So maybe actually read the thing before you start quoting it, because the implications of your actions go a lot deeper than you think.
This is a theological point that doesn’t come up often enough.
The Golden Age of Children’s TV, the 90’s.
The tea has been spilt repeat the tea has been spilt.
i literally saw a white girl wearing a bindi carrying a sign that said “STOP HATE” at pride the other day like, the irony was painful.
On the morning of September 4, 1957, fifteen-year-old Dorothy Counts set out on a harrowing path toward Harding High, where-as the first African American to attend the all-white school – she was greeted by a jeering swarm of boys who spat, threw trash, and yelled epithets at her as she entered the building.
Charlotte Observer photographer Don Sturkey captured the ugly incident on film, and in the days that followed, the searing image appeared not just in the local paper but in newspapers around the world.
People everywhere were transfixed by the girl in the photograph who stood tall, her five-foot-ten-inch frame towering nobly above the mob that trailed her. There, in black and white, was evidence of the brutality of racism, a sinister force that had led children to torment another child while adults stood by. While the images display a lot of evils: prejudice, ignorance, racism, sexism, inequality, it also captures true strength, determination, courage and inspiration.

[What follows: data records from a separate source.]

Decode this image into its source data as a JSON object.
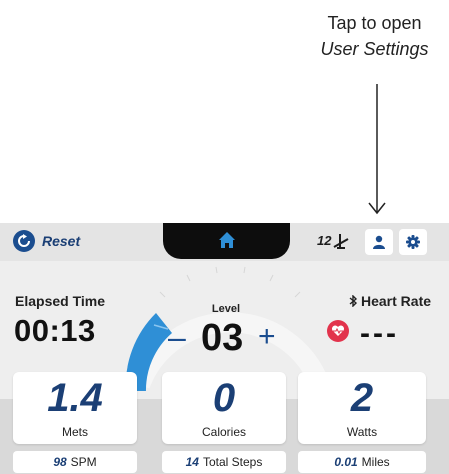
{
  "callout": {
    "line1": "Tap to open",
    "line2": "User Settings"
  },
  "topbar": {
    "reset_label": "Reset",
    "incline_value": "12",
    "icons": [
      "reset-icon",
      "home-icon",
      "incline-icon",
      "user-icon",
      "gear-icon"
    ]
  },
  "main": {
    "elapsed_label": "Elapsed Time",
    "elapsed_value": "00:13",
    "level_label": "Level",
    "level_value": "03",
    "minus": "–",
    "plus": "+",
    "heart_rate_label": "Heart Rate",
    "heart_rate_value": "---"
  },
  "tiles": [
    {
      "value": "1.4",
      "label": "Mets"
    },
    {
      "value": "0",
      "label": "Calories"
    },
    {
      "value": "2",
      "label": "Watts"
    }
  ],
  "stats": [
    {
      "value": "98",
      "label": "SPM"
    },
    {
      "value": "14",
      "label": "Total Steps"
    },
    {
      "value": "0.01",
      "label": "Miles"
    }
  ],
  "colors": {
    "accent": "#1b4d8f",
    "heart": "#e2334c",
    "arc_fill": "#2f8fd6",
    "dark_tab": "#0d0d0d"
  }
}
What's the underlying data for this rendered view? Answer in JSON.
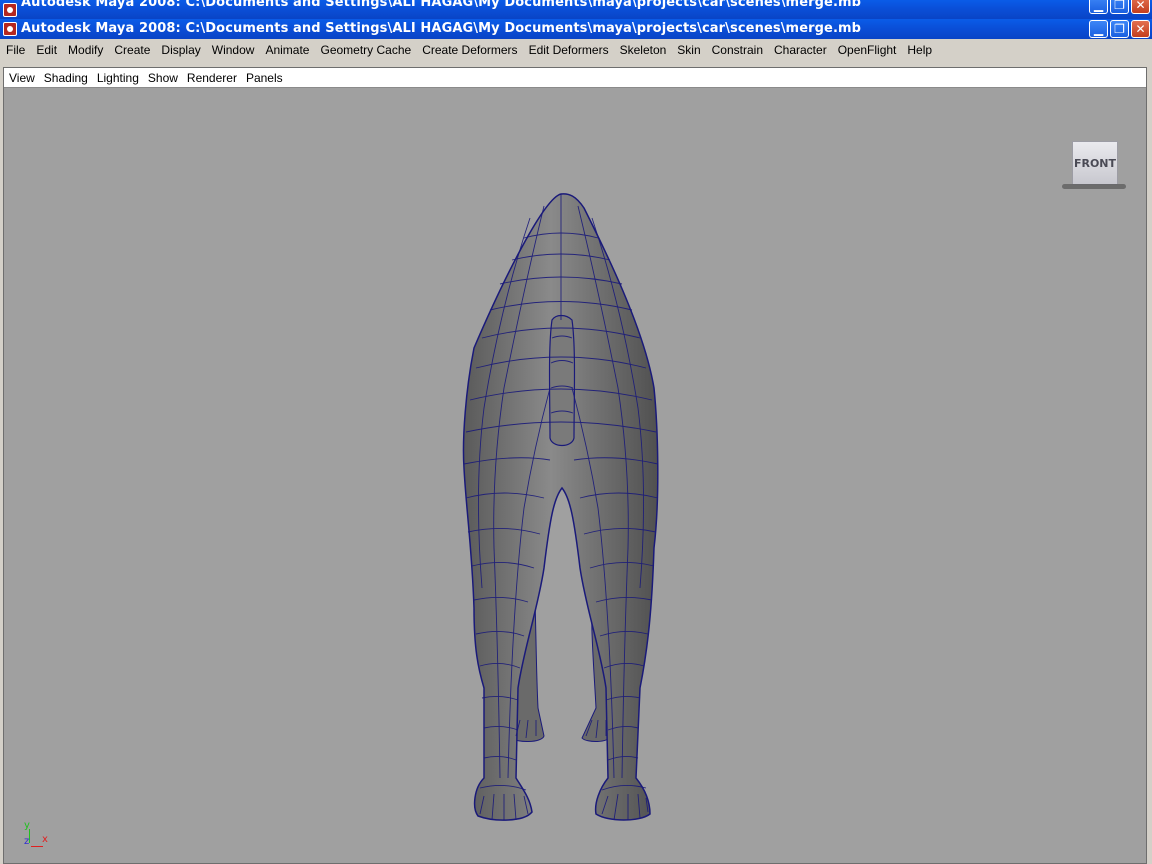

Here she is, age 70, still absolutely elegant and poised.
she deserves to be re-blogged.
she’s so goddamned inspirational
this makes me want to cry